RECORDS TO USE>

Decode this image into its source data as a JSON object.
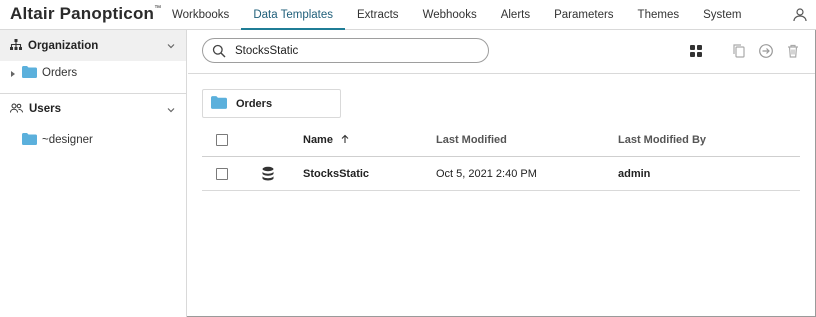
{
  "brand": {
    "name": "Altair Panopticon",
    "tm": "™"
  },
  "nav": {
    "tabs": [
      {
        "label": "Workbooks"
      },
      {
        "label": "Data Templates",
        "active": true
      },
      {
        "label": "Extracts"
      },
      {
        "label": "Webhooks"
      },
      {
        "label": "Alerts"
      },
      {
        "label": "Parameters"
      },
      {
        "label": "Themes"
      },
      {
        "label": "System"
      }
    ],
    "user_icon": "person-outline-icon"
  },
  "sidebar": {
    "organization": {
      "label": "Organization",
      "icon": "hierarchy-icon",
      "items": [
        {
          "label": "Orders",
          "icon": "folder-icon",
          "expandable": true
        }
      ]
    },
    "users": {
      "label": "Users",
      "icon": "users-icon",
      "items": [
        {
          "label": "~designer",
          "icon": "folder-icon"
        }
      ]
    }
  },
  "toolbar": {
    "search": {
      "value": "StocksStatic",
      "placeholder": "Search",
      "icon": "search-icon"
    },
    "actions": [
      {
        "name": "grid-view",
        "icon": "grid-icon"
      },
      {
        "name": "copy",
        "icon": "copy-icon"
      },
      {
        "name": "move",
        "icon": "arrow-circle-icon"
      },
      {
        "name": "delete",
        "icon": "trash-icon"
      }
    ]
  },
  "folder_chip": {
    "label": "Orders",
    "icon": "folder-icon"
  },
  "table": {
    "columns": {
      "name": "Name",
      "last_modified": "Last Modified",
      "last_modified_by": "Last Modified By"
    },
    "sort": {
      "column": "name",
      "direction": "asc"
    },
    "rows": [
      {
        "icon": "database-icon",
        "name": "StocksStatic",
        "last_modified": "Oct 5, 2021 2:40 PM",
        "last_modified_by": "admin"
      }
    ]
  },
  "colors": {
    "accent": "#1f7d96",
    "folder": "#5bb0dc",
    "border": "#d9d9d9"
  }
}
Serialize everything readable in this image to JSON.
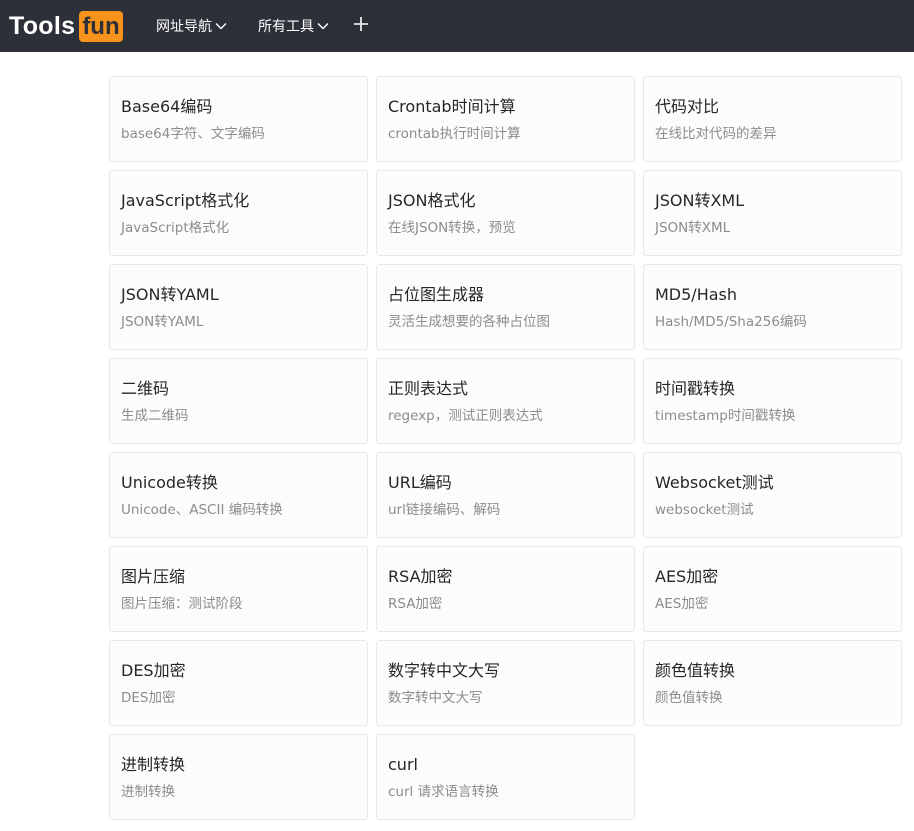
{
  "header": {
    "logo_text": "Tools",
    "logo_badge": "fun",
    "nav": [
      {
        "label": "网址导航",
        "icon": "chevron-down-icon"
      },
      {
        "label": "所有工具",
        "icon": "chevron-down-icon"
      }
    ],
    "add_icon": "plus-icon"
  },
  "tools": [
    {
      "title": "Base64编码",
      "desc": "base64字符、文字编码"
    },
    {
      "title": "Crontab时间计算",
      "desc": "crontab执行时间计算"
    },
    {
      "title": "代码对比",
      "desc": "在线比对代码的差异"
    },
    {
      "title": "JavaScript格式化",
      "desc": "JavaScript格式化"
    },
    {
      "title": "JSON格式化",
      "desc": "在线JSON转换，预览"
    },
    {
      "title": "JSON转XML",
      "desc": "JSON转XML"
    },
    {
      "title": "JSON转YAML",
      "desc": "JSON转YAML"
    },
    {
      "title": "占位图生成器",
      "desc": "灵活生成想要的各种占位图"
    },
    {
      "title": "MD5/Hash",
      "desc": "Hash/MD5/Sha256编码"
    },
    {
      "title": "二维码",
      "desc": "生成二维码"
    },
    {
      "title": "正则表达式",
      "desc": "regexp，测试正则表达式"
    },
    {
      "title": "时间戳转换",
      "desc": "timestamp时间戳转换"
    },
    {
      "title": "Unicode转换",
      "desc": "Unicode、ASCII 编码转换"
    },
    {
      "title": "URL编码",
      "desc": "url链接编码、解码"
    },
    {
      "title": "Websocket测试",
      "desc": "websocket测试"
    },
    {
      "title": "图片压缩",
      "desc": "图片压缩：测试阶段"
    },
    {
      "title": "RSA加密",
      "desc": "RSA加密"
    },
    {
      "title": "AES加密",
      "desc": "AES加密"
    },
    {
      "title": "DES加密",
      "desc": "DES加密"
    },
    {
      "title": "数字转中文大写",
      "desc": "数字转中文大写"
    },
    {
      "title": "颜色值转换",
      "desc": "颜色值转换"
    },
    {
      "title": "进制转换",
      "desc": "进制转换"
    },
    {
      "title": "curl",
      "desc": "curl 请求语言转换"
    }
  ],
  "colors": {
    "header_bg": "#2d3038",
    "logo_badge_bg": "#f7931a",
    "card_border": "#e8e8e8"
  }
}
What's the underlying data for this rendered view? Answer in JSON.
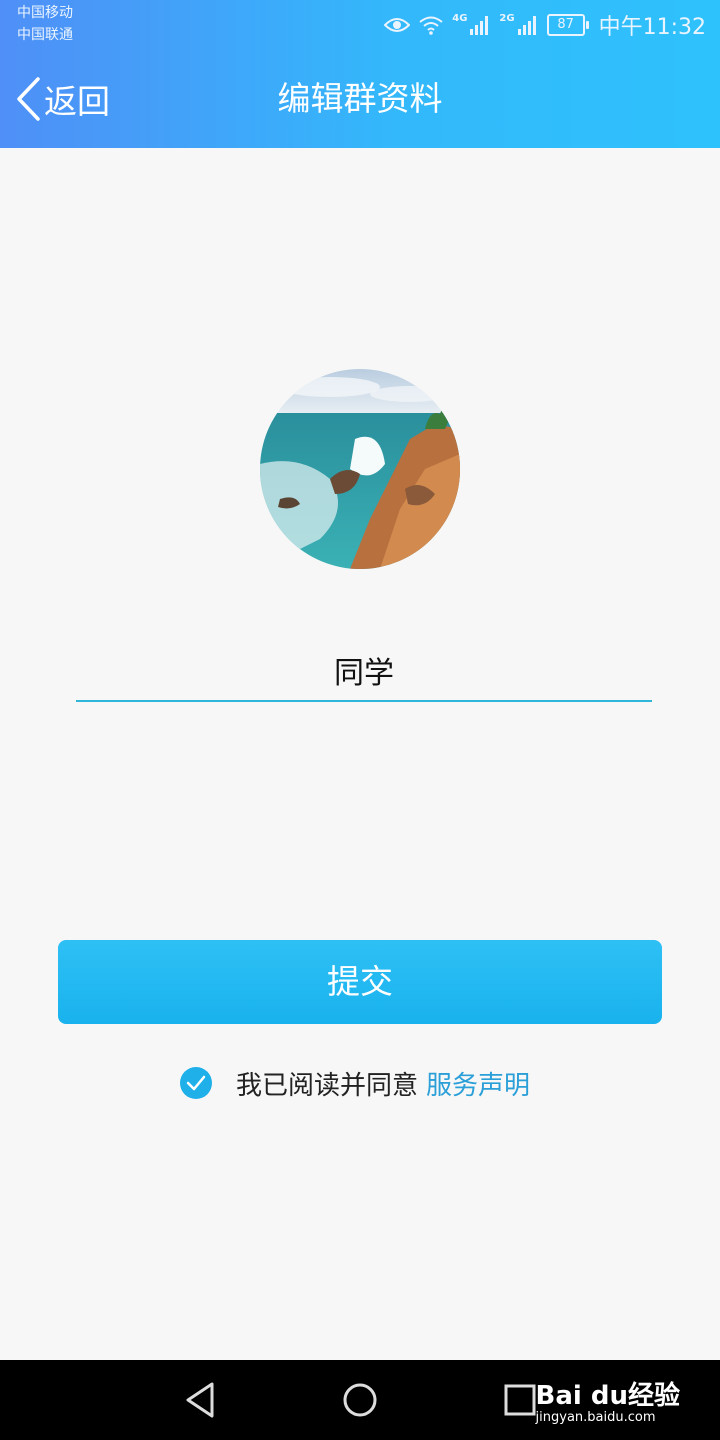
{
  "status_bar": {
    "carrier_1": "中国移动",
    "carrier_2": "中国联通",
    "net_1": "4G",
    "net_2": "2G",
    "battery": "87",
    "time": "中午11:32"
  },
  "header": {
    "back_label": "返回",
    "title": "编辑群资料"
  },
  "form": {
    "group_name": "同学",
    "submit_label": "提交",
    "agree_text": "我已阅读并同意",
    "agree_link": "服务声明",
    "agreed": true
  },
  "watermark": {
    "logo": "Bai du经验",
    "url": "jingyan.baidu.com"
  },
  "colors": {
    "header_start": "#4f8ff7",
    "header_end": "#2ec2fc",
    "accent": "#1fb0ea",
    "link": "#2a9fd8"
  }
}
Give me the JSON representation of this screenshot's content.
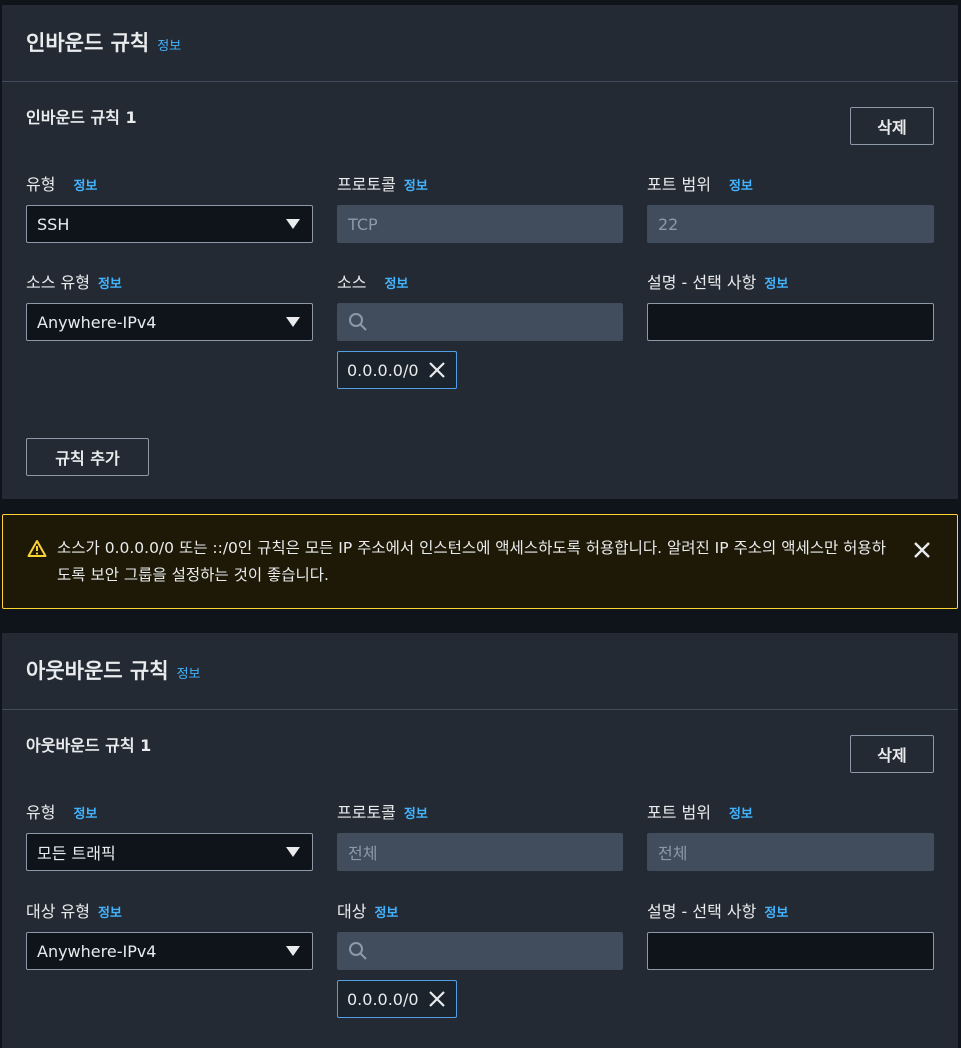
{
  "inbound": {
    "title": "인바운드 규칙",
    "info": "정보",
    "rule_title": "인바운드 규칙 1",
    "delete_label": "삭제",
    "type_label": "유형",
    "protocol_label": "프로토콜",
    "port_label": "포트 범위",
    "source_type_label": "소스 유형",
    "source_label": "소스",
    "desc_label": "설명 - 선택 사항",
    "type_value": "SSH",
    "protocol_value": "TCP",
    "port_value": "22",
    "source_type_value": "Anywhere-IPv4",
    "source_search_value": "",
    "source_token": "0.0.0.0/0",
    "desc_value": "",
    "add_rule_label": "규칙 추가"
  },
  "warning": {
    "message": "소스가 0.0.0.0/0 또는 ::/0인 규칙은 모든 IP 주소에서 인스턴스에 액세스하도록 허용합니다. 알려진 IP 주소의 액세스만 허용하도록 보안 그룹을 설정하는 것이 좋습니다.",
    "icon": "warning-icon",
    "color": "#fbd332"
  },
  "outbound": {
    "title": "아웃바운드 규칙",
    "info": "정보",
    "rule_title": "아웃바운드 규칙 1",
    "delete_label": "삭제",
    "type_label": "유형",
    "protocol_label": "프로토콜",
    "port_label": "포트 범위",
    "dest_type_label": "대상 유형",
    "dest_label": "대상",
    "desc_label": "설명 - 선택 사항",
    "type_value": "모든 트래픽",
    "protocol_value": "전체",
    "port_value": "전체",
    "dest_type_value": "Anywhere-IPv4",
    "dest_search_value": "",
    "dest_token": "0.0.0.0/0",
    "desc_value": ""
  },
  "colors": {
    "link": "#42b4ff",
    "panel": "#232a33",
    "token_border": "#539fe5"
  }
}
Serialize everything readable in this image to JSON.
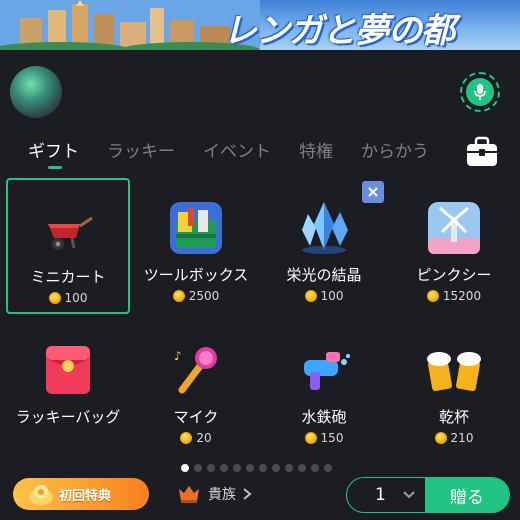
{
  "banner": {
    "title": "レンガと夢の都"
  },
  "tabs": [
    {
      "label": "ギフト",
      "active": true
    },
    {
      "label": "ラッキー",
      "active": false
    },
    {
      "label": "イベント",
      "active": false
    },
    {
      "label": "特権",
      "active": false
    },
    {
      "label": "からかう",
      "active": false
    }
  ],
  "gifts": [
    {
      "name": "ミニカート",
      "price": "100",
      "icon": "wheelbarrow-icon",
      "selected": true
    },
    {
      "name": "ツールボックス",
      "price": "2500",
      "icon": "toolbox-icon",
      "selected": false
    },
    {
      "name": "栄光の結晶",
      "price": "100",
      "icon": "crystal-icon",
      "selected": false
    },
    {
      "name": "ピンクシー",
      "price": "15200",
      "icon": "windmill-icon",
      "selected": false
    },
    {
      "name": "ラッキーバッグ",
      "price": "",
      "icon": "red-envelope-icon",
      "selected": false
    },
    {
      "name": "マイク",
      "price": "20",
      "icon": "microphone-icon",
      "selected": false
    },
    {
      "name": "水鉄砲",
      "price": "150",
      "icon": "water-gun-icon",
      "selected": false
    },
    {
      "name": "乾杯",
      "price": "210",
      "icon": "beer-cheers-icon",
      "selected": false
    }
  ],
  "pager": {
    "total": 12,
    "active": 0
  },
  "bottom": {
    "first_gift_label": "初回特典",
    "noble_label": "貴族",
    "quantity": "1",
    "send_label": "贈る"
  },
  "colors": {
    "accent": "#22c486",
    "background": "#1c1d23",
    "coin": "#f1b200"
  }
}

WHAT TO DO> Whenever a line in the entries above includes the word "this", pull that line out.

EXPECTED ANSWER>
Decode this image into its source data as a JSON object.
Serialize everything readable in this image to JSON.
What's the underlying data for this rendered view? Answer in JSON.
Give me the JSON representation of this screenshot's content.
Serialize everything readable in this image to JSON.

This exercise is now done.